Patient’s Miscarriage Gets Hospital in Trouble

It’s a sad commentary when human beings have to be reminded how to act like human beings, especially when they’re in the helping profession.  Loni Hildebrandt was a 29 year old certified nursing assistant who was pregnant with her first baby. Make that two babies because she was pregnant with twins. Hildebrandt considered her pregnancy miraculous because she had infertility and was a diabetic since the age of one. Together, she and her boyfriend saved their money and obtained fertility treatments. Her mother, Jo Novtny, a nurse of 30 years was ecstatic when she saw the ultrasound of her two grandbabies but her happiness was short-lived. One day after the procedure, Hildebrandt began to bleed so they went to Sarasota Memorial Hospital in Florida.

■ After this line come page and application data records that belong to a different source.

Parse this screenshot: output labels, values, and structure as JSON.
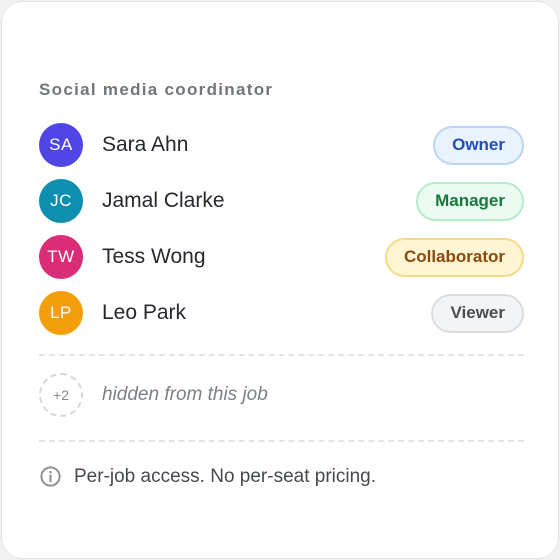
{
  "section": {
    "title": "Social media coordinator"
  },
  "members": [
    {
      "initials": "SA",
      "name": "Sara Ahn",
      "role": "Owner",
      "avatar_color": "#4f46e5",
      "badge_bg": "#eaf2fe",
      "badge_border": "#bcd4f8",
      "badge_text": "#1f4fb6"
    },
    {
      "initials": "JC",
      "name": "Jamal Clarke",
      "role": "Manager",
      "avatar_color": "#0e8fb0",
      "badge_bg": "#ecfbf1",
      "badge_border": "#b4ecc8",
      "badge_text": "#18783c"
    },
    {
      "initials": "TW",
      "name": "Tess Wong",
      "role": "Collaborator",
      "avatar_color": "#d92d78",
      "badge_bg": "#fdf5d3",
      "badge_border": "#f3dc86",
      "badge_text": "#8a4a0c"
    },
    {
      "initials": "LP",
      "name": "Leo Park",
      "role": "Viewer",
      "avatar_color": "#f59e0b",
      "badge_bg": "#f3f4f6",
      "badge_border": "#dcdde1",
      "badge_text": "#4a4e55"
    }
  ],
  "hidden": {
    "count_label": "+2",
    "label": "hidden from this job"
  },
  "footer": {
    "icon": "info-icon",
    "note": "Per-job access. No per-seat pricing."
  }
}
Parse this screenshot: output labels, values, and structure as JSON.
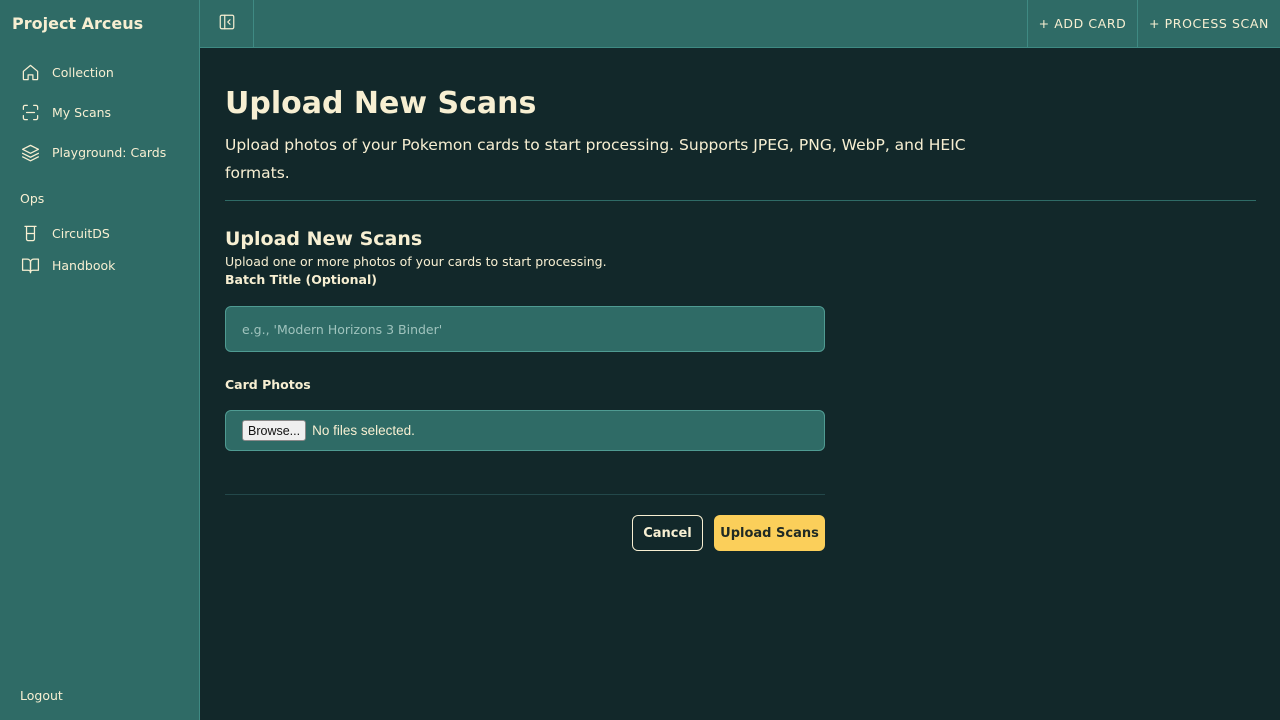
{
  "app": {
    "title": "Project Arceus"
  },
  "sidebar": {
    "items": [
      {
        "label": "Collection",
        "icon": "home-icon"
      },
      {
        "label": "My Scans",
        "icon": "scan-icon"
      },
      {
        "label": "Playground: Cards",
        "icon": "layers-icon"
      }
    ],
    "ops_label": "Ops",
    "ops_items": [
      {
        "label": "CircuitDS",
        "icon": "beaker-icon"
      },
      {
        "label": "Handbook",
        "icon": "book-open-icon"
      }
    ],
    "logout_label": "Logout"
  },
  "topbar": {
    "toggle_icon": "sidebar-collapse-icon",
    "add_card_label": "+ ADD CARD",
    "process_scan_label": "+ PROCESS SCAN"
  },
  "page": {
    "title": "Upload New Scans",
    "description": "Upload photos of your Pokemon cards to start processing. Supports JPEG, PNG, WebP, and HEIC formats."
  },
  "form": {
    "title": "Upload New Scans",
    "description": "Upload one or more photos of your cards to start processing.",
    "batch_title_label": "Batch Title (Optional)",
    "batch_title_placeholder": "e.g., 'Modern Horizons 3 Binder'",
    "batch_title_value": "",
    "card_photos_label": "Card Photos",
    "browse_label": "Browse...",
    "file_status": "No files selected.",
    "cancel_label": "Cancel",
    "submit_label": "Upload Scans"
  },
  "colors": {
    "sidebar_bg": "#2f6b66",
    "main_bg": "#12282a",
    "text": "#f7efd2",
    "accent": "#fbcf5a"
  }
}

Sarasota Memorial Hospital has an excellent maternal fetal medicine (aka high-risk obstetrics) department but Hildebrandt never made it there. She got as far as the hospital’s emergency room where she was attended to by one of its physicians. Despite repeated requests to have her blood sugar checked, Hidebrandt had to wait six hours before it was done. An ultrasound at the hospital revealed a blood clot that was causing the contractions and the ER doctor told her that he could probably save one by “suctioning the clot so the labor would stop.”  According to The Herald Tribune, the physician suctioned the clot and one of the twins as well. Hildebrandt allegedly began bleeding more, passing bright red blood clots. They called for help but no one came. According to the newspaper report, a nurse put the afterbirth in a bedpan and left it near Hildebrandt’s head where she was lying. Her mother moved it and placed it under her daughter’s bed. Novtny ultimately delivered the second twin because no one else was around.  The ER doctor returned to the room saw the fetus in Novotny’s hand took it from her and put it in a bucket.

Novtny states her daughter did not receive proper treatment until her personal physician arrived and remained in a pool of blood for over 10 hours. Hildebrandt’s iron count was dangerously low because of the bleeding. Her mother’s request to speak with the hospital administrator was met with no response so she wrote a letter to the governor instead.  An investigation was done, gross negligence was found, the ER doctor resigned and Hildenbrandt’s nurse was cited for “lack of critical thinking skills.” The hospital will now have unannounced federal inspections in order to keep their Medicare payments. The hospital administrator issued a public apology.

Perhaps one day hospitals will do the right thing, even when no one is watching.  Hopefully, Hildebrandt will become pregnant again and have a better outcome.